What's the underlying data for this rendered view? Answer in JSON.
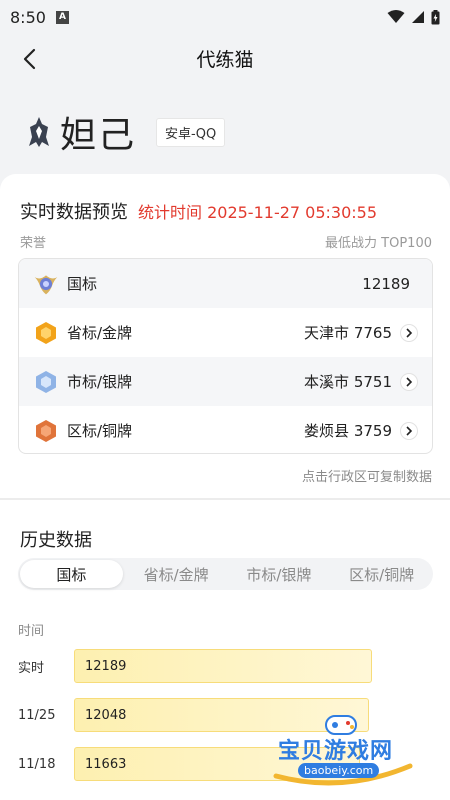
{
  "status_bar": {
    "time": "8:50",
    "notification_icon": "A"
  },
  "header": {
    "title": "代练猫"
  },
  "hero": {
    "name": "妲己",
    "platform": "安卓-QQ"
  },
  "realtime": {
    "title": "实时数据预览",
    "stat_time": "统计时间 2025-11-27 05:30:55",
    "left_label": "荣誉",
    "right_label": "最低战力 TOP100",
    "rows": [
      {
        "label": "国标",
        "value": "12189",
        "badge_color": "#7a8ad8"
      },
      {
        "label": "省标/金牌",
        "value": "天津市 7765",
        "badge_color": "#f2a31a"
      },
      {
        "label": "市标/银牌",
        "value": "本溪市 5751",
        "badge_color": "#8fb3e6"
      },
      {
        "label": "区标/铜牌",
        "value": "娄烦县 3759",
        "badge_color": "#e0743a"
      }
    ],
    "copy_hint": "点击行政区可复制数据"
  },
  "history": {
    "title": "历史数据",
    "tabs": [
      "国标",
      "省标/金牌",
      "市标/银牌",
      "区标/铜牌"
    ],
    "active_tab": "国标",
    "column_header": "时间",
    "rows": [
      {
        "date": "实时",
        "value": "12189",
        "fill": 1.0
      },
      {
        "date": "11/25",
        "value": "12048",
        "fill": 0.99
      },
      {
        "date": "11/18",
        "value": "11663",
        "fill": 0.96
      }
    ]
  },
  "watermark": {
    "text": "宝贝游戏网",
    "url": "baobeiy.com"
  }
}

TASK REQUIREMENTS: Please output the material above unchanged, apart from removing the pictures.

OUTPUT BELOW:
What's the underlying data for this rendered view? Answer in JSON.
{
  "status_bar": {
    "time": "8:50",
    "notification_icon": "A"
  },
  "header": {
    "title": "代练猫"
  },
  "hero": {
    "name": "妲己",
    "platform": "安卓-QQ"
  },
  "realtime": {
    "title": "实时数据预览",
    "stat_time": "统计时间 2025-11-27 05:30:55",
    "left_label": "荣誉",
    "right_label": "最低战力 TOP100",
    "rows": [
      {
        "label": "国标",
        "value": "12189",
        "badge_color": "#7a8ad8"
      },
      {
        "label": "省标/金牌",
        "value": "天津市 7765",
        "badge_color": "#f2a31a"
      },
      {
        "label": "市标/银牌",
        "value": "本溪市 5751",
        "badge_color": "#8fb3e6"
      },
      {
        "label": "区标/铜牌",
        "value": "娄烦县 3759",
        "badge_color": "#e0743a"
      }
    ],
    "copy_hint": "点击行政区可复制数据"
  },
  "history": {
    "title": "历史数据",
    "tabs": [
      "国标",
      "省标/金牌",
      "市标/银牌",
      "区标/铜牌"
    ],
    "active_tab": "国标",
    "column_header": "时间",
    "rows": [
      {
        "date": "实时",
        "value": "12189",
        "fill": 1.0
      },
      {
        "date": "11/25",
        "value": "12048",
        "fill": 0.99
      },
      {
        "date": "11/18",
        "value": "11663",
        "fill": 0.96
      }
    ]
  },
  "watermark": {
    "text": "宝贝游戏网",
    "url": "baobeiy.com"
  }
}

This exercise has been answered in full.